▶ _Problem requirements_: Below are records; work out how many of their lines contain "start" and give only that number.

▶ _Data shown_:
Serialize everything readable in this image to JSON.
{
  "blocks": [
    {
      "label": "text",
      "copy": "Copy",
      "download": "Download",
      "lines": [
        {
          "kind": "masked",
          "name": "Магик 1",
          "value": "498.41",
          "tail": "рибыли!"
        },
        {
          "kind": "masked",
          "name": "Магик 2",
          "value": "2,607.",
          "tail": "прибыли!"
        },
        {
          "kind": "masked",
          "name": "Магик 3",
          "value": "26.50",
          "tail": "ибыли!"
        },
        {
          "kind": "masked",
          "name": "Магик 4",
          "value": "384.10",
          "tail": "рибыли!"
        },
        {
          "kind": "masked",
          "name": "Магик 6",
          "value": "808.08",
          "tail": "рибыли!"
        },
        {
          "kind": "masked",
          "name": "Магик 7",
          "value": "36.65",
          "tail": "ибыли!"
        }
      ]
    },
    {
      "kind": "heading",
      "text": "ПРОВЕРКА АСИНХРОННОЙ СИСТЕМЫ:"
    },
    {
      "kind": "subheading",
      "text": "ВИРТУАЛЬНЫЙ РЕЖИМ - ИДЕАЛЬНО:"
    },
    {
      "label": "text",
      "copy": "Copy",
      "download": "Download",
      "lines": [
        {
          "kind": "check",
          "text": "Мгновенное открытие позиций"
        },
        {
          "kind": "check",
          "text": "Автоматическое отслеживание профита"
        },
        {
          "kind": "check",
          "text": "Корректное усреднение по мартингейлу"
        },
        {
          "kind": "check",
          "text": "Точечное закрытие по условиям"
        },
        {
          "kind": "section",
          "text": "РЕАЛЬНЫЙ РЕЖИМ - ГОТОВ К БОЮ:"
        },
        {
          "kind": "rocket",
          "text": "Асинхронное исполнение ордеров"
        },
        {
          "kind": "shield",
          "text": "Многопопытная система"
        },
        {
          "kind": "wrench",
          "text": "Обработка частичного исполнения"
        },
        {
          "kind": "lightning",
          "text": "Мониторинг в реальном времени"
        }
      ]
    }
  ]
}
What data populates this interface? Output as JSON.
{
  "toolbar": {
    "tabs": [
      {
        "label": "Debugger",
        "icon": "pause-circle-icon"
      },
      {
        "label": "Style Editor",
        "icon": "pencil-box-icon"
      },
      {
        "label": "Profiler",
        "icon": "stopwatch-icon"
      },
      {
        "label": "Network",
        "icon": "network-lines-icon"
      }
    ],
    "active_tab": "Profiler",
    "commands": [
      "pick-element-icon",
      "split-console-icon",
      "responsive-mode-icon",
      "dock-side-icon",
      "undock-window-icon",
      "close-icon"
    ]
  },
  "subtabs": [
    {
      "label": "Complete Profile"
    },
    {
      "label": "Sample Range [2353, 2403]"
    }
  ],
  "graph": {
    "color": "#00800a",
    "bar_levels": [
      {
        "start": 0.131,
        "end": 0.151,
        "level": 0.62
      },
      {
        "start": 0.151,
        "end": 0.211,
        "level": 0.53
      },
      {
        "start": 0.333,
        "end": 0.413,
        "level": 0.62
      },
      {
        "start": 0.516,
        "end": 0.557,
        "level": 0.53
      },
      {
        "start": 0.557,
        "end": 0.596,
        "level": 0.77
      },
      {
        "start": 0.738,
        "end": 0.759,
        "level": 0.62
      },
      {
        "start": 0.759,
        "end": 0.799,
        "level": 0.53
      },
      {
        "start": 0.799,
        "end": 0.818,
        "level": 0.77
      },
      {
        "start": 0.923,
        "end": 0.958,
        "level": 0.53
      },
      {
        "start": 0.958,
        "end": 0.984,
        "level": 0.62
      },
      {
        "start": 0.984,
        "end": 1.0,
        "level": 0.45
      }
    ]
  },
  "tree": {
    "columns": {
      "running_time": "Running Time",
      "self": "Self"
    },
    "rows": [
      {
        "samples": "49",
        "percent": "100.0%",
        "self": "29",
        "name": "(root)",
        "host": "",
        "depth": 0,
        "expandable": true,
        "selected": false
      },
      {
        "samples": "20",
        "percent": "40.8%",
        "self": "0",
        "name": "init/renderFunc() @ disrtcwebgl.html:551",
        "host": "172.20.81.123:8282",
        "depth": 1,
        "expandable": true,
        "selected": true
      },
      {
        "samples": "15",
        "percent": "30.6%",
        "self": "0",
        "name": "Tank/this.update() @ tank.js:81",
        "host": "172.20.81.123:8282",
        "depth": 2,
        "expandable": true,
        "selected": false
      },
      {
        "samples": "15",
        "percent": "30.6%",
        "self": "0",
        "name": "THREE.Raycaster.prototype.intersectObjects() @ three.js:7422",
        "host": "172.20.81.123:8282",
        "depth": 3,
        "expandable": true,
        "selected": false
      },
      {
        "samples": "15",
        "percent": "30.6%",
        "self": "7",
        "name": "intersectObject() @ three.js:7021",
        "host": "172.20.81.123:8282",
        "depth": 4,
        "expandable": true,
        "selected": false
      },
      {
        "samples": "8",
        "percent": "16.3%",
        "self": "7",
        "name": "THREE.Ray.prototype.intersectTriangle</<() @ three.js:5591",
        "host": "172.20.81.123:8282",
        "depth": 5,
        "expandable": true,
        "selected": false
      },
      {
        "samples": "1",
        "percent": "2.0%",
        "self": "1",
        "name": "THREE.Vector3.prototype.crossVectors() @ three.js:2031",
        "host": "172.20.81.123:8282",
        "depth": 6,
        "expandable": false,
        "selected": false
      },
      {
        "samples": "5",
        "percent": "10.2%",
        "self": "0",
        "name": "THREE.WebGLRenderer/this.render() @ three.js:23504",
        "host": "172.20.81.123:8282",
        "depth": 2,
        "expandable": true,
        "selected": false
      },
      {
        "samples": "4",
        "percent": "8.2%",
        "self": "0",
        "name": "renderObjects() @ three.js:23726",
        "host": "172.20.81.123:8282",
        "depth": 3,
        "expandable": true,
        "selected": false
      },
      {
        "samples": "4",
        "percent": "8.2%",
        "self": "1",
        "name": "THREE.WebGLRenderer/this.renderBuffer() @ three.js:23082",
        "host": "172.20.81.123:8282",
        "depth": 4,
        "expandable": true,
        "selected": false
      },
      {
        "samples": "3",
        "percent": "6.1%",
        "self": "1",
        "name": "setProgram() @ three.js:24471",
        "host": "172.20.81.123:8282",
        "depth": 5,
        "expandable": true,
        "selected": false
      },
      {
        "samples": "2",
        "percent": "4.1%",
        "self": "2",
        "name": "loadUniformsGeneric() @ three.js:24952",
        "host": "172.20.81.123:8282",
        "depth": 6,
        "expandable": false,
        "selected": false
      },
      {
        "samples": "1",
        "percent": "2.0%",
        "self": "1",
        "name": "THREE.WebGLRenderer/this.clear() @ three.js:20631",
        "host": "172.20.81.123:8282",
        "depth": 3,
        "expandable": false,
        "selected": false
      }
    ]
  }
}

▶ _Output for this task_: 11